“I’m not perpetrating. I haven’t asked to be let in under a false pretext. I’m not threatening you. I’m not harassing you. I’m not really even here to convert you to love. It’s just that I suddenly found myself saying a foolish thing like that. I’ll leave this place the instant you tell me to. But see that old BMW outside? It’s a car I have. Someone told me it’s between 8 and 10 years old. Can you believe there are people who can tell such things by what’s on the license plate? Probably a matter of where you put your priorities in life. Anyway, it’s an old bum of a car. But it takes me from A to B, like from me to you. I wasn’t really coming to visit you though. I made that up. I was on my way to the beach. I took a shortcut through this street. Well, it’s a shortcut if you ignore the one-way traffic sign. Ah, sorry about that! Seeing your car, that was pure coincidence. Then I thought it might be nice to call in. I felt it’d be such a waste of the glances we exchanged not to. Do you want to come with me?”
“Yes”, I said, rising.
“Good, but you better take off those heels. They won’t take you far, not on the beach.”
“I think I’ll keep them on, though”, I said. “I’ll bring a pair of old flats. Give me a minute. They are in my car. I’ll change when we get to the beach.”
We drove to the seaside, less than ten minutes from where I live.
“You’re driving in the middle of the road”, I said. ”I think someone’s behind us who’s anxious to pass.”

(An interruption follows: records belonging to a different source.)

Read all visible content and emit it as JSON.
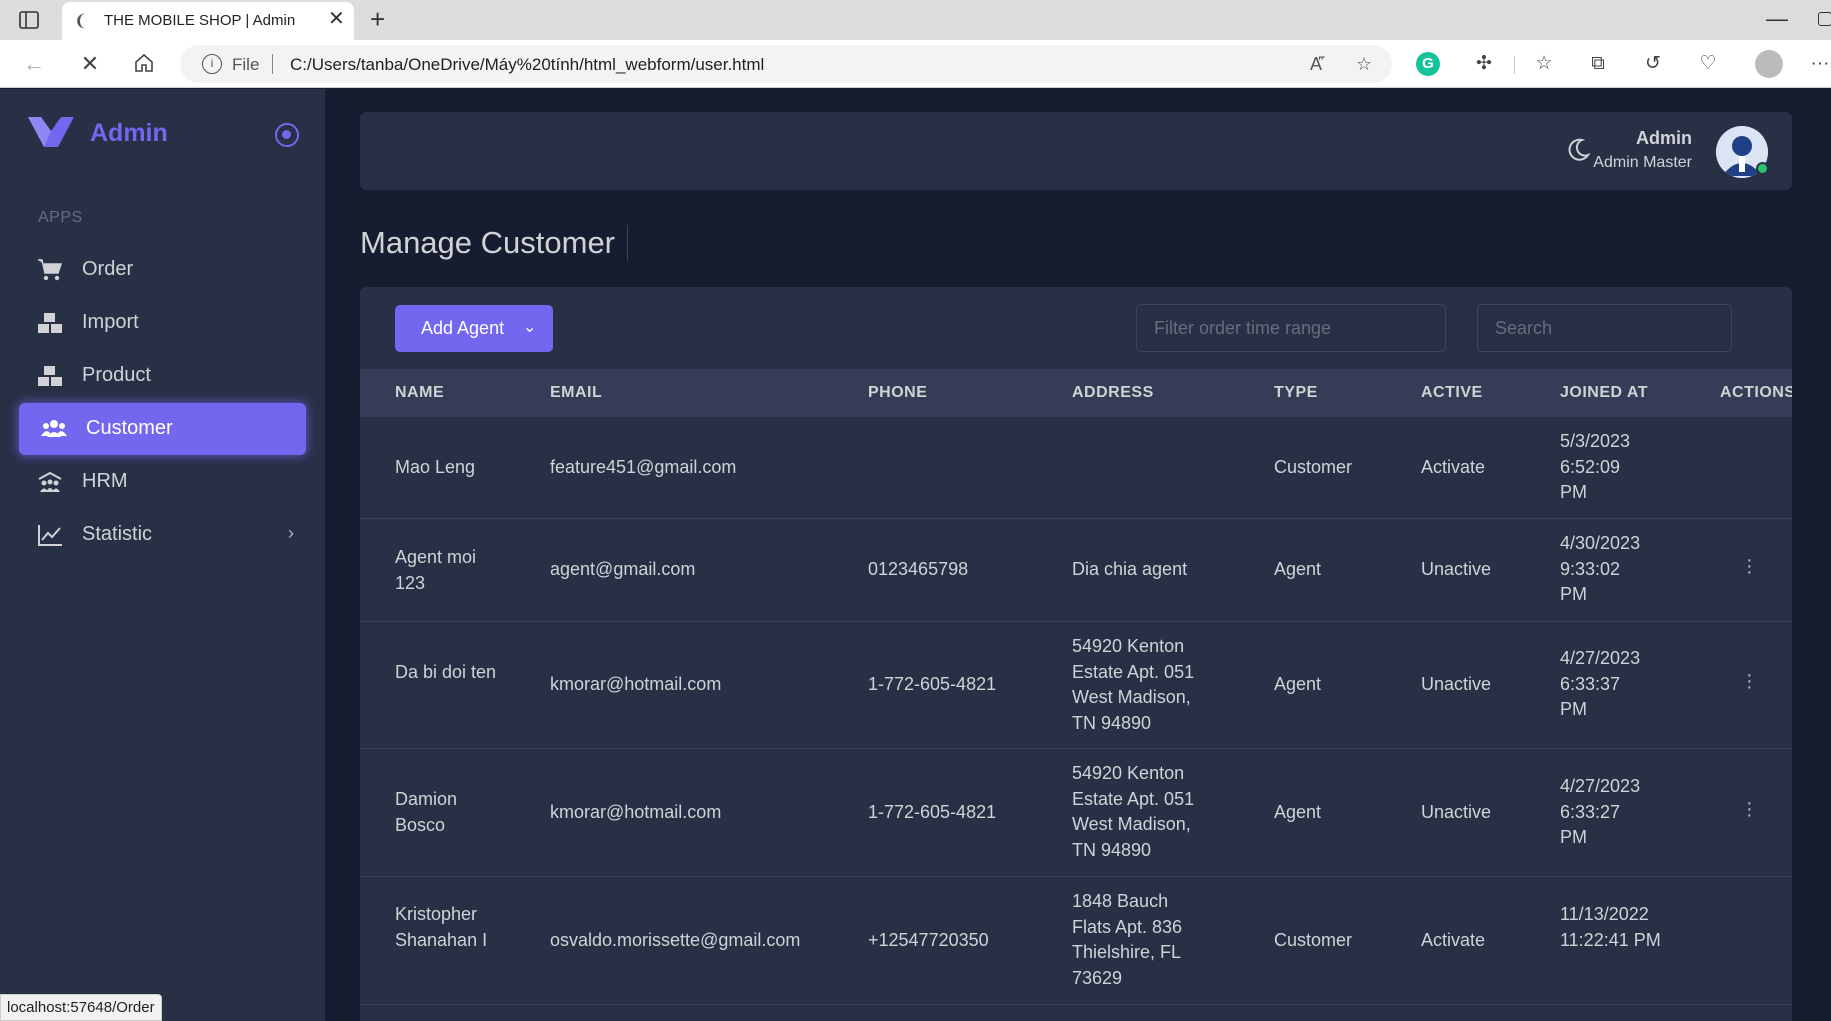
{
  "browser": {
    "tab_title": "THE MOBILE SHOP | Admin",
    "url_scheme_label": "File",
    "url": "C:/Users/tanba/OneDrive/Máy%20tính/html_webform/user.html",
    "status_url": "localhost:57648/Order"
  },
  "sidebar": {
    "brand": "Admin",
    "section_label": "APPS",
    "items": [
      {
        "label": "Order",
        "icon": "cart-icon"
      },
      {
        "label": "Import",
        "icon": "boxes-icon"
      },
      {
        "label": "Product",
        "icon": "boxes-icon"
      },
      {
        "label": "Customer",
        "icon": "users-icon",
        "active": true
      },
      {
        "label": "HRM",
        "icon": "team-icon"
      },
      {
        "label": "Statistic",
        "icon": "chart-line-icon",
        "has_submenu": true
      }
    ]
  },
  "header": {
    "user_name": "Admin",
    "user_role": "Admin Master"
  },
  "page": {
    "title": "Manage Customer",
    "add_button": "Add Agent",
    "filter_placeholder": "Filter order time range",
    "search_placeholder": "Search"
  },
  "table": {
    "columns": [
      "NAME",
      "EMAIL",
      "PHONE",
      "ADDRESS",
      "TYPE",
      "ACTIVE",
      "JOINED AT",
      "ACTIONS"
    ],
    "rows": [
      {
        "name": "Mao Leng",
        "email": "feature451@gmail.com",
        "phone": "",
        "address": "",
        "type": "Customer",
        "active": "Activate",
        "joined": "5/3/2023 6:52:09 PM",
        "has_actions": false
      },
      {
        "name": "Agent moi 123",
        "email": "agent@gmail.com",
        "phone": "0123465798",
        "address": "Dia chia agent",
        "type": "Agent",
        "active": "Unactive",
        "joined": "4/30/2023 9:33:02 PM",
        "has_actions": true
      },
      {
        "name": "Da bi doi ten",
        "email": "kmorar@hotmail.com",
        "phone": "1-772-605-4821",
        "address": "54920 Kenton Estate Apt. 051 West Madison, TN 94890",
        "type": "Agent",
        "active": "Unactive",
        "joined": "4/27/2023 6:33:37 PM",
        "has_actions": true
      },
      {
        "name": "Damion Bosco",
        "email": "kmorar@hotmail.com",
        "phone": "1-772-605-4821",
        "address": "54920 Kenton Estate Apt. 051 West Madison, TN 94890",
        "type": "Agent",
        "active": "Unactive",
        "joined": "4/27/2023 6:33:27 PM",
        "has_actions": true
      },
      {
        "name": "Kristopher Shanahan I",
        "email": "osvaldo.morissette@gmail.com",
        "phone": "+12547720350",
        "address": "1848 Bauch Flats Apt. 836 Thielshire, FL 73629",
        "type": "Customer",
        "active": "Activate",
        "joined": "11/13/2022 11:22:41 PM",
        "has_actions": false
      }
    ]
  },
  "colors": {
    "accent": "#7367f0",
    "body_bg": "#161d31",
    "card_bg": "#283046",
    "online": "#28c76f"
  }
}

“Oh boy!”, he exclaimed, unconcerned, and, looking over his right shoulder, his black curls swishing against my cheek, he pulled into the right lane. He didn’t signal. I leant over to him. I brushed his cheek with my lips. His warm curls caressed my nose.
“I don’t mind that”, he said. “I don’t mind that at all.”